◆ PROBLEM DETAILS: Go over the data and work out how many lines include the word "values". Give that number only.

Element data from apps and pages:

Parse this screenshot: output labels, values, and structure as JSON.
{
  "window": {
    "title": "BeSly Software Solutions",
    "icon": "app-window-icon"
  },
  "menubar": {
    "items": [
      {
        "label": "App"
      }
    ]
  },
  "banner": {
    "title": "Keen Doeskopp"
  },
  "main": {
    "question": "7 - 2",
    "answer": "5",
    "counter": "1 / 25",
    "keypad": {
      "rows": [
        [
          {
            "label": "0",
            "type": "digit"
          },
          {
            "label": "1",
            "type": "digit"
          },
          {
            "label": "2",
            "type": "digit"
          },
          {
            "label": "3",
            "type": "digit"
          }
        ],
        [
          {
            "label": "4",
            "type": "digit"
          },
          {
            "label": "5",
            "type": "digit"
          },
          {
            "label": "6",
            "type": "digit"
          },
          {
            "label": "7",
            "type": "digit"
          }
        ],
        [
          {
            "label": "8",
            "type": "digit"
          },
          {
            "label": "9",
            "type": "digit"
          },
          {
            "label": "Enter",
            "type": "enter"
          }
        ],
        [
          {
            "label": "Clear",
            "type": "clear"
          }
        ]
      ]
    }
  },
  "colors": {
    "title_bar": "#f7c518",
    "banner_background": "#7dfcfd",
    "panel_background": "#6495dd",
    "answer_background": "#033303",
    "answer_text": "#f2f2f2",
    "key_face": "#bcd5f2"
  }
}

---

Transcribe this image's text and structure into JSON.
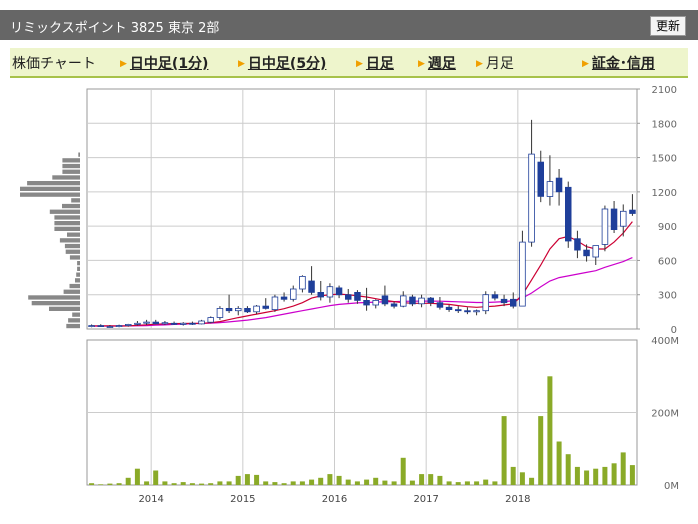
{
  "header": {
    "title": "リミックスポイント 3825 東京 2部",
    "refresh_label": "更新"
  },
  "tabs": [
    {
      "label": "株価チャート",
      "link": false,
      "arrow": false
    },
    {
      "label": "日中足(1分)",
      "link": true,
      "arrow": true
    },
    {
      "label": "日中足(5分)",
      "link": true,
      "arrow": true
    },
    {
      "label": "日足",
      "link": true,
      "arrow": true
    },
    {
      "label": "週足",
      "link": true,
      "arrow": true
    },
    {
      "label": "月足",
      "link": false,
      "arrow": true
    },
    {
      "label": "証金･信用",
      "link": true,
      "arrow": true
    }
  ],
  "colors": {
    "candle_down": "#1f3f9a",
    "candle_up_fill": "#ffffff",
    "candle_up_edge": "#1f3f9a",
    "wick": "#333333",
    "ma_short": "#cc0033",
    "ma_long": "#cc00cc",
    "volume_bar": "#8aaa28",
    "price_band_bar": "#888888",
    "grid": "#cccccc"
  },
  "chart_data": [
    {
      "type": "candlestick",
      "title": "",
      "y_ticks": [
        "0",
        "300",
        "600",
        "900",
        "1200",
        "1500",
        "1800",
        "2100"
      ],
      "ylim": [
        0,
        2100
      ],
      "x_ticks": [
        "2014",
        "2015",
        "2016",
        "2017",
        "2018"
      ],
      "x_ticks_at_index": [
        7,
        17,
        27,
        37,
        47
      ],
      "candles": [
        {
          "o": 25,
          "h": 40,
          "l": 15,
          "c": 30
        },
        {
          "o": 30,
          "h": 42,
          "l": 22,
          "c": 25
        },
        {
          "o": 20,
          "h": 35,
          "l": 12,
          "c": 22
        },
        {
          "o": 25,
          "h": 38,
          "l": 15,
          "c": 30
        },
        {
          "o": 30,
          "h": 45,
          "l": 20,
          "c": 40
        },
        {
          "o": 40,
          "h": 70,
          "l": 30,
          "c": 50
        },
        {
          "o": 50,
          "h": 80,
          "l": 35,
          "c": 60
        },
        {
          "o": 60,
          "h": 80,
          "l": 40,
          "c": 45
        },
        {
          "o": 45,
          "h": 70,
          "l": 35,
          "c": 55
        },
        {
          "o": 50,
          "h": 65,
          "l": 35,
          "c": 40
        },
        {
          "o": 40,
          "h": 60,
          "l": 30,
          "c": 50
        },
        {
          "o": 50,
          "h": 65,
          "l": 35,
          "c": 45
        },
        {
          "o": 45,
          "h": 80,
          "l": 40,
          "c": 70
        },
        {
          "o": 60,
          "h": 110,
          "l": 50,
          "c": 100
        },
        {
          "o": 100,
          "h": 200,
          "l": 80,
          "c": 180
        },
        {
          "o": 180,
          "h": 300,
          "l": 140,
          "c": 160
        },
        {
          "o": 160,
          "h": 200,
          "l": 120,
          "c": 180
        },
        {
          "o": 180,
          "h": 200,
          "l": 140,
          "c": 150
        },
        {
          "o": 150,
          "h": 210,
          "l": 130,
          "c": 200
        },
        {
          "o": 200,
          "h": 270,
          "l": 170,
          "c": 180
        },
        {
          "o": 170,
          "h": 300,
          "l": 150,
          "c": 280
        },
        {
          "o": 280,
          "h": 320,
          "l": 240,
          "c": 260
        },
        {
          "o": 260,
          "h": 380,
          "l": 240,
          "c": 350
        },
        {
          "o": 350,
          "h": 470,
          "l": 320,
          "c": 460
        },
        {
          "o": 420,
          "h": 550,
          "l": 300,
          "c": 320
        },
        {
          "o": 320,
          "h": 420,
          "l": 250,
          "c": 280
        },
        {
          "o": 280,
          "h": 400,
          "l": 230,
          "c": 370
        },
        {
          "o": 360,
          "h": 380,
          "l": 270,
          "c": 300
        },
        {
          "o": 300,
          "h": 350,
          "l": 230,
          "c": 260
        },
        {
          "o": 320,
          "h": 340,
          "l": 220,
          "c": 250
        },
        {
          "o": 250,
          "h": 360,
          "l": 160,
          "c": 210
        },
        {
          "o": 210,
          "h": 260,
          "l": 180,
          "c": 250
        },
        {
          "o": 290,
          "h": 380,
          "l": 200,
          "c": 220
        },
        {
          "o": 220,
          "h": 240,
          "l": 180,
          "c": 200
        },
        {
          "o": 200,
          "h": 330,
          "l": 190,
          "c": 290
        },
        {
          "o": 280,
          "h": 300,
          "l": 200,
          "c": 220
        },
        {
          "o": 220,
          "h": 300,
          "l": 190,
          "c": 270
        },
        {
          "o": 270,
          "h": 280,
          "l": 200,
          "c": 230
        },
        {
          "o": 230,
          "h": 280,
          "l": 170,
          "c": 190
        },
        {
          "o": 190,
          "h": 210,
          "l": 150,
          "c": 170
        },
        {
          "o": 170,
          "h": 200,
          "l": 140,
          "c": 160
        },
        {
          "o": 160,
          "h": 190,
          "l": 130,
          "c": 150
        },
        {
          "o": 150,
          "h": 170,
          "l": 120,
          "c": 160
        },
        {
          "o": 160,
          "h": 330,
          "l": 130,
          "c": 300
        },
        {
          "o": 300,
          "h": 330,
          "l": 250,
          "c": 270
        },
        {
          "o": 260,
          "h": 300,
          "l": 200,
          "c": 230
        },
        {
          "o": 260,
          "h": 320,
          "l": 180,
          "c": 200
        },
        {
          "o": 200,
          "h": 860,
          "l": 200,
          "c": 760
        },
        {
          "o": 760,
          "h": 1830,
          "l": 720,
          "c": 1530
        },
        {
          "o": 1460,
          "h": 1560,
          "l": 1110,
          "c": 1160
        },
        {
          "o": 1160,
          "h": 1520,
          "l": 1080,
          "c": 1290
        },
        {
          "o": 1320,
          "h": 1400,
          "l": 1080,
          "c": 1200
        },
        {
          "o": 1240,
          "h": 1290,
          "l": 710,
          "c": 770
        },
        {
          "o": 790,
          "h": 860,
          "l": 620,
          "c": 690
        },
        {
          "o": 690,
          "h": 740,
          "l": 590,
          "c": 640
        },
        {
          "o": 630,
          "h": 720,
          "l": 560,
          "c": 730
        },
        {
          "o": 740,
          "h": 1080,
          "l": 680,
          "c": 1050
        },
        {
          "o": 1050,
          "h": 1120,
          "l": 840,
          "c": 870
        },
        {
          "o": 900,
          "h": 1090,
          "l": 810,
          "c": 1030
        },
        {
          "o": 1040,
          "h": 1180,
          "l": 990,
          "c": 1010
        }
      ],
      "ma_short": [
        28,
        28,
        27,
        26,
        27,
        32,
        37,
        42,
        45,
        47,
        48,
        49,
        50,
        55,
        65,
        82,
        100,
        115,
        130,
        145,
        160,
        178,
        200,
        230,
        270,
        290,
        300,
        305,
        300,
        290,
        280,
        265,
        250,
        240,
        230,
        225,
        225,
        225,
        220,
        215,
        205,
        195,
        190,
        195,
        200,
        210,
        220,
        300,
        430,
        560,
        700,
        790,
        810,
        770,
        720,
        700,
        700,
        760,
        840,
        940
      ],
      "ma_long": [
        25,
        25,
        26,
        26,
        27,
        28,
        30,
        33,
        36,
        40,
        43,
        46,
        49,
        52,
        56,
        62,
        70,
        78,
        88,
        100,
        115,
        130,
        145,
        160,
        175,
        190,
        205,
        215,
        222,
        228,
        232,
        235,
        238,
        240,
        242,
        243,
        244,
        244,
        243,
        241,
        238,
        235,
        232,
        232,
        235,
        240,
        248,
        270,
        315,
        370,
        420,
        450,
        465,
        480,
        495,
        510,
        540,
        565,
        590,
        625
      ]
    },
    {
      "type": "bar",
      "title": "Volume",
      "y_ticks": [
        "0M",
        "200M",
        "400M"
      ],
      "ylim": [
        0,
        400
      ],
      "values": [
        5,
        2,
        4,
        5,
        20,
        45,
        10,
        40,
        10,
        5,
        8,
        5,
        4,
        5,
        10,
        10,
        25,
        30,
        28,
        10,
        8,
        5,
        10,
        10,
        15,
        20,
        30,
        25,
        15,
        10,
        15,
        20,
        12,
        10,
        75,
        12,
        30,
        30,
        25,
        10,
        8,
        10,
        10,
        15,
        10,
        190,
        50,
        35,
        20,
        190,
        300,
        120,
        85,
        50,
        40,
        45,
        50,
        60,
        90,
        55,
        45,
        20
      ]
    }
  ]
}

◆ TASK OUTPUT: 2